DATASET EXCERPTS:
····················
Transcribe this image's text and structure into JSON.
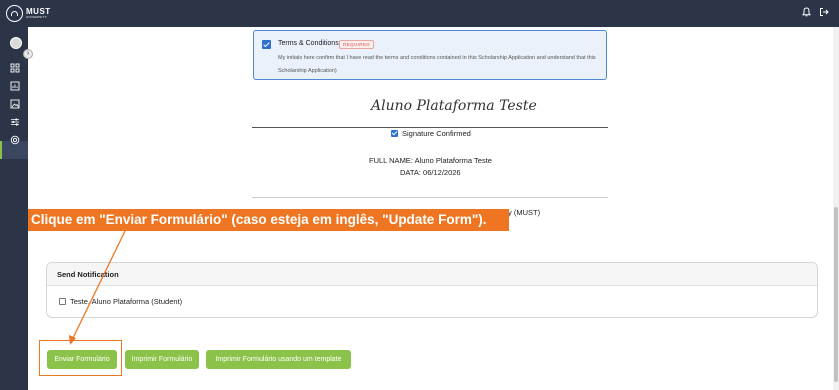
{
  "app": {
    "logo_main": "MUST",
    "logo_sub": "UNIVERSITY",
    "icons": [
      "bell-icon",
      "logout-icon"
    ]
  },
  "sidebar": {
    "icons": [
      "dashboard-icon",
      "chart-icon",
      "image-icon",
      "settings-sliders-icon",
      "support-icon"
    ]
  },
  "terms": {
    "title": "Terms & Conditions",
    "badge": "REQUIRED",
    "text": "My initials here confirm that I have read the terms and conditions contained in this Scholarship Application and understand that this Scholarship Application)"
  },
  "signature": {
    "name": "Aluno Plataforma Teste",
    "confirmed_label": "Signature Confirmed",
    "full_name": "FULL NAME: Aluno Plataforma Teste",
    "date": "DATA: 06/12/2026",
    "partial_text": "y (MUST)"
  },
  "annotation": {
    "banner": "Clique em \"Enviar Formulário\" (caso esteja em inglês, \"Update Form\")."
  },
  "notification": {
    "title": "Send Notification",
    "recipient": "Teste, Aluno Plataforma (Student)"
  },
  "actions": {
    "send": "Enviar Formulário",
    "print": "Imprimir Formulário",
    "print_template": "Imprimir Formulário usando um template"
  },
  "colors": {
    "topbar": "#2c3548",
    "accent_green": "#8bc34a",
    "annotation_orange": "#ee7622",
    "checkbox_blue": "#2f6fd0"
  }
}
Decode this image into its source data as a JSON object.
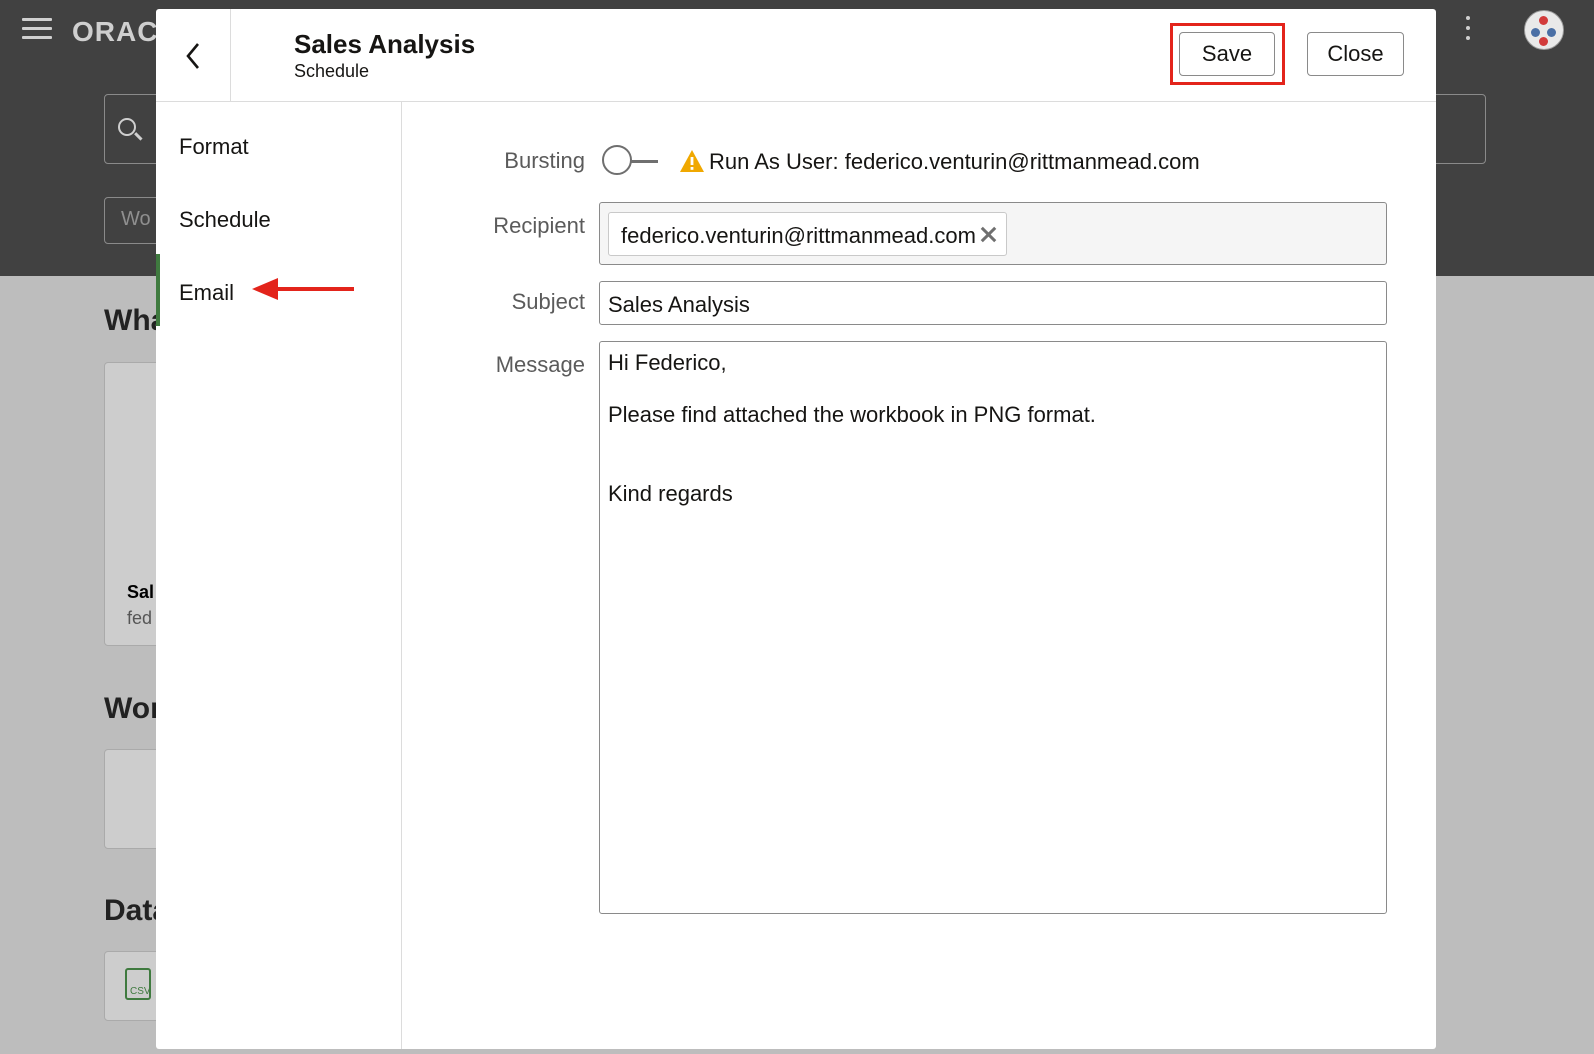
{
  "app": {
    "brand": "ORACLE",
    "filter_placeholder": "Wo",
    "sections": [
      "What",
      "Wor",
      "Data"
    ],
    "card_title": "Sal",
    "card_owner": "fed",
    "file_badge": "CSV"
  },
  "dialog": {
    "title": "Sales Analysis",
    "subtitle": "Schedule",
    "save_label": "Save",
    "close_label": "Close"
  },
  "nav": {
    "items": [
      {
        "label": "Format"
      },
      {
        "label": "Schedule"
      },
      {
        "label": "Email",
        "active": true
      }
    ]
  },
  "form": {
    "bursting_label": "Bursting",
    "bursting_on": false,
    "run_as_text": "Run As User: federico.venturin@rittmanmead.com",
    "recipient_label": "Recipient",
    "recipients": [
      "federico.venturin@rittmanmead.com"
    ],
    "subject_label": "Subject",
    "subject_value": "Sales Analysis",
    "message_label": "Message",
    "message_lines": [
      "Hi Federico,",
      "",
      "Please find attached the workbook in PNG format.",
      "",
      "",
      "Kind regards"
    ]
  },
  "colors": {
    "highlight": "#e3241b",
    "annotation_arrow": "#e3241b",
    "active_nav": "#3f7a3f",
    "warning": "#f0a800"
  }
}
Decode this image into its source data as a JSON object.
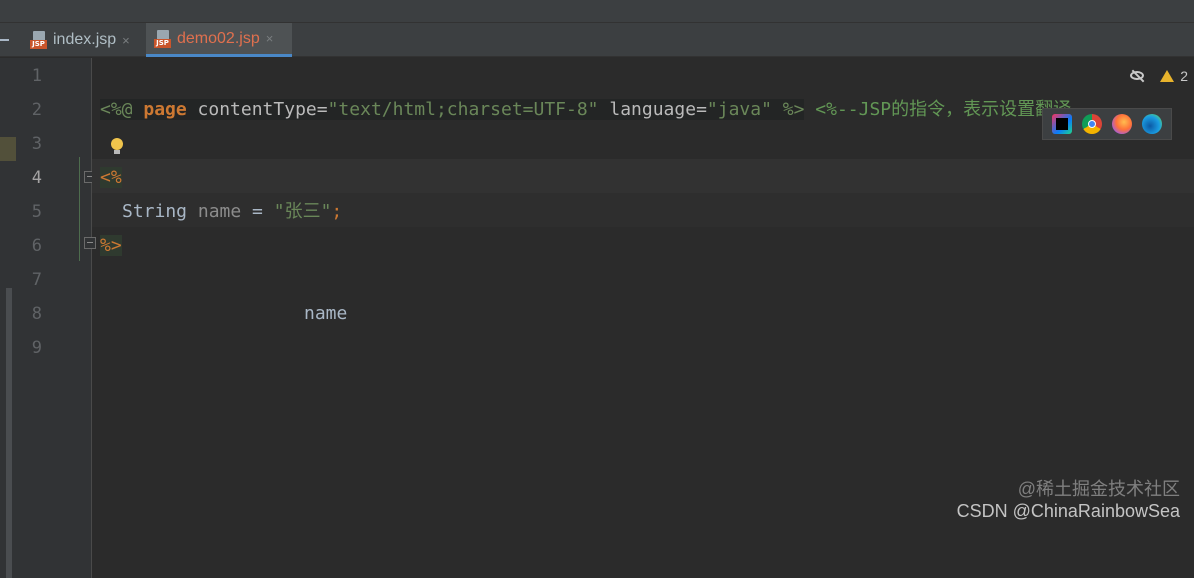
{
  "tabs": [
    {
      "label": "index.jsp",
      "close": "×",
      "active": false
    },
    {
      "label": "demo02.jsp",
      "close": "×",
      "active": true
    }
  ],
  "icons": {
    "file_badge_text": "JSP"
  },
  "inspection": {
    "warning_count": "2"
  },
  "line_numbers": [
    "1",
    "2",
    "3",
    "4",
    "5",
    "6",
    "7",
    "8",
    "9"
  ],
  "current_line": "4",
  "code": {
    "line2": {
      "open": "<%@",
      "directive": " page",
      "attr1": " contentType=",
      "val1": "\"text/html;charset=UTF-8\"",
      "attr2": " language=",
      "val2": "\"java\"",
      "close": " %>",
      "comment": " <%--JSP的指令，表示设置翻译"
    },
    "line4": "<%",
    "line5": {
      "type": "String",
      "var": " name",
      "eq": " = ",
      "str": "\"张三\"",
      "semi": ";"
    },
    "line6": "%>",
    "line8": "name"
  },
  "browser_icons": [
    "intellij-icon",
    "chrome-icon",
    "firefox-icon",
    "edge-icon"
  ],
  "watermark": {
    "line1": "@稀土掘金技术社区",
    "line2": "CSDN @ChinaRainbowSea"
  },
  "colors": {
    "background": "#2b2b2b",
    "gutter": "#313335",
    "active_tab_underline": "#4a88c7",
    "active_tab_text": "#e0704e",
    "keyword": "#cc7832",
    "string": "#6a8759"
  }
}
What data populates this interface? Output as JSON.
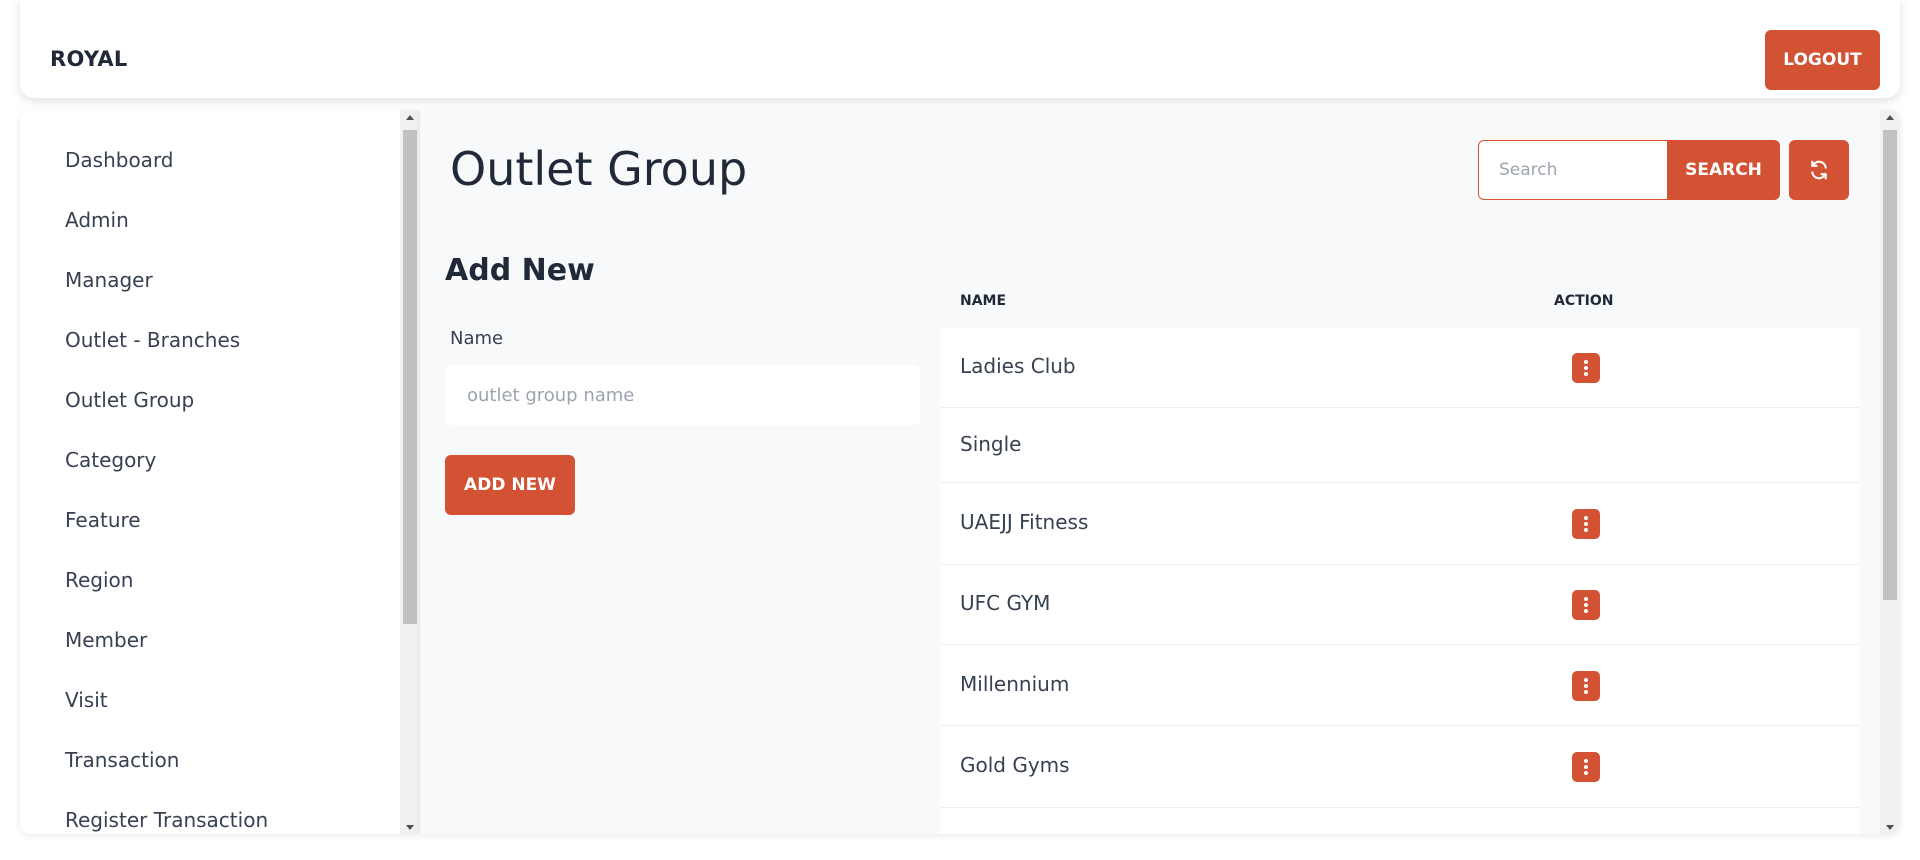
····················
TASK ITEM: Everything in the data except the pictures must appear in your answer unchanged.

WRITTEN ANSWER:
Transcribe this image's text and structure into JSON.
{
  "app": {
    "logo_main": "MUST",
    "logo_sub": "UNIVERSITY",
    "icons": [
      "bell-icon",
      "logout-icon"
    ]
  },
  "sidebar": {
    "icons": [
      "dashboard-icon",
      "chart-icon",
      "image-icon",
      "settings-sliders-icon",
      "support-icon"
    ]
  },
  "terms": {
    "title": "Terms & Conditions",
    "badge": "REQUIRED",
    "text": "My initials here confirm that I have read the terms and conditions contained in this Scholarship Application and understand that this Scholarship Application)"
  },
  "signature": {
    "name": "Aluno Plataforma Teste",
    "confirmed_label": "Signature Confirmed",
    "full_name": "FULL NAME: Aluno Plataforma Teste",
    "date": "DATA: 06/12/2026",
    "partial_text": "y (MUST)"
  },
  "annotation": {
    "banner": "Clique em \"Enviar Formulário\" (caso esteja em inglês, \"Update Form\")."
  },
  "notification": {
    "title": "Send Notification",
    "recipient": "Teste, Aluno Plataforma (Student)"
  },
  "actions": {
    "send": "Enviar Formulário",
    "print": "Imprimir Formulário",
    "print_template": "Imprimir Formulário usando um template"
  },
  "colors": {
    "topbar": "#2c3548",
    "accent_green": "#8bc34a",
    "annotation_orange": "#ee7622",
    "checkbox_blue": "#2f6fd0"
  }
}
Decode this image into its source data as a JSON object.
{
  "app": {
    "brand": "ORACLE",
    "filter_placeholder": "Wo",
    "sections": [
      "What",
      "Wor",
      "Data"
    ],
    "card_title": "Sal",
    "card_owner": "fed",
    "file_badge": "CSV"
  },
  "dialog": {
    "title": "Sales Analysis",
    "subtitle": "Schedule",
    "save_label": "Save",
    "close_label": "Close"
  },
  "nav": {
    "items": [
      {
        "label": "Format"
      },
      {
        "label": "Schedule"
      },
      {
        "label": "Email",
        "active": true
      }
    ]
  },
  "form": {
    "bursting_label": "Bursting",
    "bursting_on": false,
    "run_as_text": "Run As User: federico.venturin@rittmanmead.com",
    "recipient_label": "Recipient",
    "recipients": [
      "federico.venturin@rittmanmead.com"
    ],
    "subject_label": "Subject",
    "subject_value": "Sales Analysis",
    "message_label": "Message",
    "message_lines": [
      "Hi Federico,",
      "",
      "Please find attached the workbook in PNG format.",
      "",
      "",
      "Kind regards"
    ]
  },
  "colors": {
    "highlight": "#e3241b",
    "annotation_arrow": "#e3241b",
    "active_nav": "#3f7a3f",
    "warning": "#f0a800"
  }
}
Decode this image into its source data as a JSON object.
{
  "tabs": [
    {
      "label": "index.jsp",
      "close": "×",
      "active": false
    },
    {
      "label": "demo02.jsp",
      "close": "×",
      "active": true
    }
  ],
  "icons": {
    "file_badge_text": "JSP"
  },
  "inspection": {
    "warning_count": "2"
  },
  "line_numbers": [
    "1",
    "2",
    "3",
    "4",
    "5",
    "6",
    "7",
    "8",
    "9"
  ],
  "current_line": "4",
  "code": {
    "line2": {
      "open": "<%@",
      "directive": " page",
      "attr1": " contentType=",
      "val1": "\"text/html;charset=UTF-8\"",
      "attr2": " language=",
      "val2": "\"java\"",
      "close": " %>",
      "comment": " <%--JSP的指令，表示设置翻译"
    },
    "line4": "<%",
    "line5": {
      "type": "String",
      "var": " name",
      "eq": " = ",
      "str": "\"张三\"",
      "semi": ";"
    },
    "line6": "%>",
    "line8": "name"
  },
  "browser_icons": [
    "intellij-icon",
    "chrome-icon",
    "firefox-icon",
    "edge-icon"
  ],
  "watermark": {
    "line1": "@稀土掘金技术社区",
    "line2": "CSDN @ChinaRainbowSea"
  },
  "colors": {
    "background": "#2b2b2b",
    "gutter": "#313335",
    "active_tab_underline": "#4a88c7",
    "active_tab_text": "#e0704e",
    "keyword": "#cc7832",
    "string": "#6a8759"
  }
}
What data populates this interface? Output as JSON.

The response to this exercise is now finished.